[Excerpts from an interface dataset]
--------------------------------------------------

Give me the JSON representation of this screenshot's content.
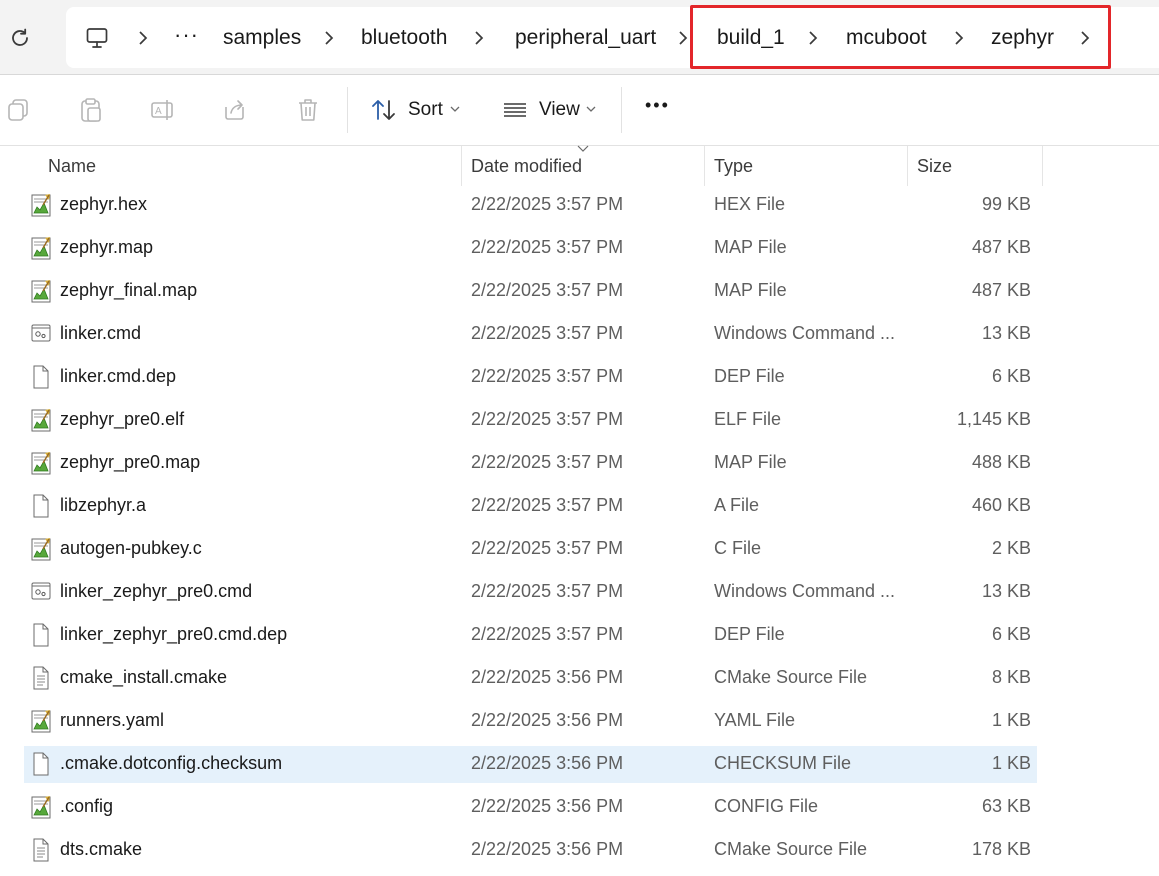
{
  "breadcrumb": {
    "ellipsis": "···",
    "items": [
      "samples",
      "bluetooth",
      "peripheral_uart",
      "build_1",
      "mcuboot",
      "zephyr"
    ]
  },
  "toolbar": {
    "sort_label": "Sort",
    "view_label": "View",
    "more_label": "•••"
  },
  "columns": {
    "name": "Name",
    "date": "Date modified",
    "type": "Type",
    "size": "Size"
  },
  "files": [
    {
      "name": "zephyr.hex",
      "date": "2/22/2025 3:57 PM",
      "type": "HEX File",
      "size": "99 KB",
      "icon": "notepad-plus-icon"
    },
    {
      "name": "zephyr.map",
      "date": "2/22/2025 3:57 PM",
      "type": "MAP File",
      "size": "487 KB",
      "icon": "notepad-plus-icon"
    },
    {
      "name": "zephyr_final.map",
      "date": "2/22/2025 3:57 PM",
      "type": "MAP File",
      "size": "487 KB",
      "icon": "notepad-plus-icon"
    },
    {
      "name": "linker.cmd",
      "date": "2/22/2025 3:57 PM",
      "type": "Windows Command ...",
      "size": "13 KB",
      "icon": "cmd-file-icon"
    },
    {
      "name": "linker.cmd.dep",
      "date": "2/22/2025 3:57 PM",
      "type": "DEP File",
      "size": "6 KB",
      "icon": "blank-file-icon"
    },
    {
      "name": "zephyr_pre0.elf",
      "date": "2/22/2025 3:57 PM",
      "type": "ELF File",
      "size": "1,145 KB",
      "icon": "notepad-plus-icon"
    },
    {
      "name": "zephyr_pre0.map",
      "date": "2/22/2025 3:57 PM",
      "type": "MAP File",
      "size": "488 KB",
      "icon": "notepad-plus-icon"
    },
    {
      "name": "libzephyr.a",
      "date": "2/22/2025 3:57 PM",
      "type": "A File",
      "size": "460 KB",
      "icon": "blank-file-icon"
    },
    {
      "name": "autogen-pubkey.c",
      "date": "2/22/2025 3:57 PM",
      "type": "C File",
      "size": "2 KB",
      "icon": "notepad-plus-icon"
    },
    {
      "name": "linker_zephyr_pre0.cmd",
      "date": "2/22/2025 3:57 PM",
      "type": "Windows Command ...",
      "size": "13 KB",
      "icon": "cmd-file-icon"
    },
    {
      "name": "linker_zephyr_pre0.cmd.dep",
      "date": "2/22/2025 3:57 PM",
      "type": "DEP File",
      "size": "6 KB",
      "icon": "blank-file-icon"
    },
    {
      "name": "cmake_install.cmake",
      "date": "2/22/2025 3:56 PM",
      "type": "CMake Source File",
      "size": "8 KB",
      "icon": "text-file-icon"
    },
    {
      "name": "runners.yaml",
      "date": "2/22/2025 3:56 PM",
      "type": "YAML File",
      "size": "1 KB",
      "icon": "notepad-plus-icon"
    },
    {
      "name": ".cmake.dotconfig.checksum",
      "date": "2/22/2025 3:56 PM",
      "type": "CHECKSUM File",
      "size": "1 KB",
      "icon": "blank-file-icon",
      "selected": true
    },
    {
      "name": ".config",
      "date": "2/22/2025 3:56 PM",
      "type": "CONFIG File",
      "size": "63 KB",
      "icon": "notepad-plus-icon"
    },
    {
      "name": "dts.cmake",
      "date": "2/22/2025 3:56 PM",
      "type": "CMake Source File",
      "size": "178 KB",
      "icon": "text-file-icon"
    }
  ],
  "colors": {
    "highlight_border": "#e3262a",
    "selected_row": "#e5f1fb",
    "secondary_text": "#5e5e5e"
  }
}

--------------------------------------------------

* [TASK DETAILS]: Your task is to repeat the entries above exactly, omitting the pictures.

* [FINISHED EXERCISE]:
Give me the JSON representation of this screenshot's content.
{
  "breadcrumb": {
    "ellipsis": "···",
    "items": [
      "samples",
      "bluetooth",
      "peripheral_uart",
      "build_1",
      "mcuboot",
      "zephyr"
    ]
  },
  "toolbar": {
    "sort_label": "Sort",
    "view_label": "View",
    "more_label": "•••"
  },
  "columns": {
    "name": "Name",
    "date": "Date modified",
    "type": "Type",
    "size": "Size"
  },
  "files": [
    {
      "name": "zephyr.hex",
      "date": "2/22/2025 3:57 PM",
      "type": "HEX File",
      "size": "99 KB",
      "icon": "notepad-plus-icon"
    },
    {
      "name": "zephyr.map",
      "date": "2/22/2025 3:57 PM",
      "type": "MAP File",
      "size": "487 KB",
      "icon": "notepad-plus-icon"
    },
    {
      "name": "zephyr_final.map",
      "date": "2/22/2025 3:57 PM",
      "type": "MAP File",
      "size": "487 KB",
      "icon": "notepad-plus-icon"
    },
    {
      "name": "linker.cmd",
      "date": "2/22/2025 3:57 PM",
      "type": "Windows Command ...",
      "size": "13 KB",
      "icon": "cmd-file-icon"
    },
    {
      "name": "linker.cmd.dep",
      "date": "2/22/2025 3:57 PM",
      "type": "DEP File",
      "size": "6 KB",
      "icon": "blank-file-icon"
    },
    {
      "name": "zephyr_pre0.elf",
      "date": "2/22/2025 3:57 PM",
      "type": "ELF File",
      "size": "1,145 KB",
      "icon": "notepad-plus-icon"
    },
    {
      "name": "zephyr_pre0.map",
      "date": "2/22/2025 3:57 PM",
      "type": "MAP File",
      "size": "488 KB",
      "icon": "notepad-plus-icon"
    },
    {
      "name": "libzephyr.a",
      "date": "2/22/2025 3:57 PM",
      "type": "A File",
      "size": "460 KB",
      "icon": "blank-file-icon"
    },
    {
      "name": "autogen-pubkey.c",
      "date": "2/22/2025 3:57 PM",
      "type": "C File",
      "size": "2 KB",
      "icon": "notepad-plus-icon"
    },
    {
      "name": "linker_zephyr_pre0.cmd",
      "date": "2/22/2025 3:57 PM",
      "type": "Windows Command ...",
      "size": "13 KB",
      "icon": "cmd-file-icon"
    },
    {
      "name": "linker_zephyr_pre0.cmd.dep",
      "date": "2/22/2025 3:57 PM",
      "type": "DEP File",
      "size": "6 KB",
      "icon": "blank-file-icon"
    },
    {
      "name": "cmake_install.cmake",
      "date": "2/22/2025 3:56 PM",
      "type": "CMake Source File",
      "size": "8 KB",
      "icon": "text-file-icon"
    },
    {
      "name": "runners.yaml",
      "date": "2/22/2025 3:56 PM",
      "type": "YAML File",
      "size": "1 KB",
      "icon": "notepad-plus-icon"
    },
    {
      "name": ".cmake.dotconfig.checksum",
      "date": "2/22/2025 3:56 PM",
      "type": "CHECKSUM File",
      "size": "1 KB",
      "icon": "blank-file-icon",
      "selected": true
    },
    {
      "name": ".config",
      "date": "2/22/2025 3:56 PM",
      "type": "CONFIG File",
      "size": "63 KB",
      "icon": "notepad-plus-icon"
    },
    {
      "name": "dts.cmake",
      "date": "2/22/2025 3:56 PM",
      "type": "CMake Source File",
      "size": "178 KB",
      "icon": "text-file-icon"
    }
  ],
  "colors": {
    "highlight_border": "#e3262a",
    "selected_row": "#e5f1fb",
    "secondary_text": "#5e5e5e"
  }
}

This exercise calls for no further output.